Please state in a single number how many lines of the entries below include the word "this".

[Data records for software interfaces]
'''

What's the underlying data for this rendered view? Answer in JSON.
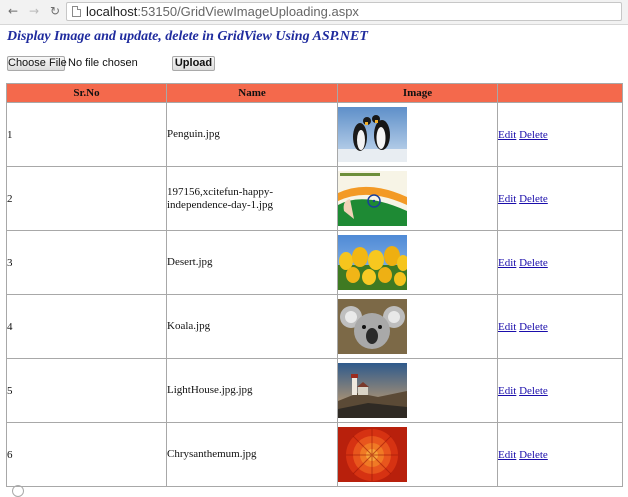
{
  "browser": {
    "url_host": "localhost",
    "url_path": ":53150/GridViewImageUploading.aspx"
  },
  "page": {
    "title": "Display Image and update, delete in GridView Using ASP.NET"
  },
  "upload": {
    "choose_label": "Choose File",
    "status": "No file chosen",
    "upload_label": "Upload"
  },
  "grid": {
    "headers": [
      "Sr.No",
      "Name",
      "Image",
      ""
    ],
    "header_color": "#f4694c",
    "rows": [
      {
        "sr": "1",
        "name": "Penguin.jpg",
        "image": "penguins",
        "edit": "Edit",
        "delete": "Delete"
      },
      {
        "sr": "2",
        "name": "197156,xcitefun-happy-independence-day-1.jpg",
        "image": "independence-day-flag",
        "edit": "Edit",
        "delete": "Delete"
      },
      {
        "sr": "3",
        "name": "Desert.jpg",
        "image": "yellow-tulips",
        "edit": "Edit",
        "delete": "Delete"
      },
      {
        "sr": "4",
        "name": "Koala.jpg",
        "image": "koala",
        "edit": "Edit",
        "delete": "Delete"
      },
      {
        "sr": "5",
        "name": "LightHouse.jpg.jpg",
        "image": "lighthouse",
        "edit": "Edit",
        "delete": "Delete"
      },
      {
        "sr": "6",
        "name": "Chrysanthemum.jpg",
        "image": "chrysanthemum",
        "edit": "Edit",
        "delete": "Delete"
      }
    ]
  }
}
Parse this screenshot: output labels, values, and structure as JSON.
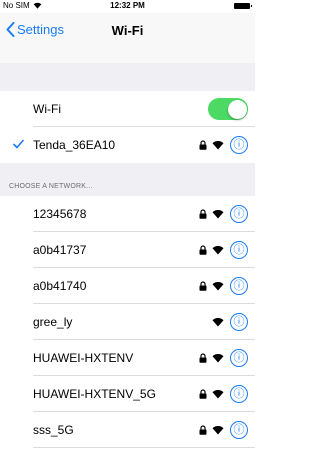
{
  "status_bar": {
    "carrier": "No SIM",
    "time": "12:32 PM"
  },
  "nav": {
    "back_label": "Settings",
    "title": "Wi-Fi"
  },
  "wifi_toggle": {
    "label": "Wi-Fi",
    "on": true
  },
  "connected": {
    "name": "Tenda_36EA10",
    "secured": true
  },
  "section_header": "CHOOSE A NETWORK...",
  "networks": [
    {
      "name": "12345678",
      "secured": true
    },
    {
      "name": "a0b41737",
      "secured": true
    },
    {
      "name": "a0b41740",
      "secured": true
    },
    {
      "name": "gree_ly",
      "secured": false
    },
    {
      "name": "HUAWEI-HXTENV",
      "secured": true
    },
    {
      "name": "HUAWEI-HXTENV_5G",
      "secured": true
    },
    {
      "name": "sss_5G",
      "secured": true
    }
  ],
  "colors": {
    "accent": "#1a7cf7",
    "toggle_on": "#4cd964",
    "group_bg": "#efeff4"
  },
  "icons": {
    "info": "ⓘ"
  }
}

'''
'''

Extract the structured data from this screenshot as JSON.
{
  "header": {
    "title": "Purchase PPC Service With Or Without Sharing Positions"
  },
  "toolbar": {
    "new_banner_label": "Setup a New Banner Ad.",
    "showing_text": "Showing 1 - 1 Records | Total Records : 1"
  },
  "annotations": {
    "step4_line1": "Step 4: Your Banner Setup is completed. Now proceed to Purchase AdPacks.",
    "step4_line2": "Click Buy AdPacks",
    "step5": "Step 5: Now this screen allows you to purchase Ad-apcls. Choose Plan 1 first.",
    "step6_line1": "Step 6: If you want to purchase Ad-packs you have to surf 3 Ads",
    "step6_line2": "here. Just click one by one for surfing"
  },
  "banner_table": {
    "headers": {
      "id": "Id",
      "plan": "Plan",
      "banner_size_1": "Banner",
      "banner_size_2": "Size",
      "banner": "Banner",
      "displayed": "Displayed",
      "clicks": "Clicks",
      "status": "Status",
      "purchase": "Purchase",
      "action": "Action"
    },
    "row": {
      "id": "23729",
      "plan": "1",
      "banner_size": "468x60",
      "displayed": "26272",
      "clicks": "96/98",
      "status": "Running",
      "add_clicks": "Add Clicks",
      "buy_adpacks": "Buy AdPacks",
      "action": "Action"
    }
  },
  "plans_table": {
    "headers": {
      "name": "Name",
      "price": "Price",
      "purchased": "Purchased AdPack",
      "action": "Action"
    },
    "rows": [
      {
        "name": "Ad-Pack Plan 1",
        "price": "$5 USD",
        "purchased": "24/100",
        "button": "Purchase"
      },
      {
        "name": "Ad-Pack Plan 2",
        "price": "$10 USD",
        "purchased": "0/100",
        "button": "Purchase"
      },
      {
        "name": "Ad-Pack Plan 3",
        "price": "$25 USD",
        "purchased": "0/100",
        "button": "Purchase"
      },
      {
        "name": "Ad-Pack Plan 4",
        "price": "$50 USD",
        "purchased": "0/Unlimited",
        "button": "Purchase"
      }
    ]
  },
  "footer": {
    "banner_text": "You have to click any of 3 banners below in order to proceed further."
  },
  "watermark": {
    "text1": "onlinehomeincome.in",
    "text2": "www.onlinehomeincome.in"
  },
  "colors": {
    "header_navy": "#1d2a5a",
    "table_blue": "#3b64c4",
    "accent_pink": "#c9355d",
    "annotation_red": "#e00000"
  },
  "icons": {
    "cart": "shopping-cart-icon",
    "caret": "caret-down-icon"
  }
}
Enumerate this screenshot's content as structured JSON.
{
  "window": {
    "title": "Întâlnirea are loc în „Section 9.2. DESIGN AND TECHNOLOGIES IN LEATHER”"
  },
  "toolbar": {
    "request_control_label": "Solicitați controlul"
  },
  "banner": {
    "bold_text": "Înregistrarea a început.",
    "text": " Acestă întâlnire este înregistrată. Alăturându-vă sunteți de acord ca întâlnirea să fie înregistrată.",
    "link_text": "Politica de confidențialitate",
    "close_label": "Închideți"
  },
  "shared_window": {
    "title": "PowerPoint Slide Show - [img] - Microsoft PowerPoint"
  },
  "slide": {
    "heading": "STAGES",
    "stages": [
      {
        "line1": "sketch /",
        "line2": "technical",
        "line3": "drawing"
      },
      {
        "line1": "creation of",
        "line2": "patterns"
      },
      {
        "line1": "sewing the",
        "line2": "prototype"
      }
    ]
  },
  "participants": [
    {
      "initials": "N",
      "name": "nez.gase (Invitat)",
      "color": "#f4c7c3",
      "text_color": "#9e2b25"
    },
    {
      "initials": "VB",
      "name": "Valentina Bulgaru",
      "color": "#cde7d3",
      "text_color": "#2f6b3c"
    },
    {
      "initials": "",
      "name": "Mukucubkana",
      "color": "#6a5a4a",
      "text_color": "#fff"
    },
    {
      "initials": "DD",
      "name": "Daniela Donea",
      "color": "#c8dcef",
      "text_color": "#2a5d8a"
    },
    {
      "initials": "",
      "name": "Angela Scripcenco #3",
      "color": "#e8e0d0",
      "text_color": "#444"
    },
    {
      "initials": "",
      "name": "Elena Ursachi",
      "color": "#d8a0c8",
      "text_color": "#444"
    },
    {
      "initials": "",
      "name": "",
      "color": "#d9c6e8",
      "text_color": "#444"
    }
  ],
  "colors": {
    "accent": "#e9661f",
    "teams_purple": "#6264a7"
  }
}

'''

### EXERCISE SOLUTION
5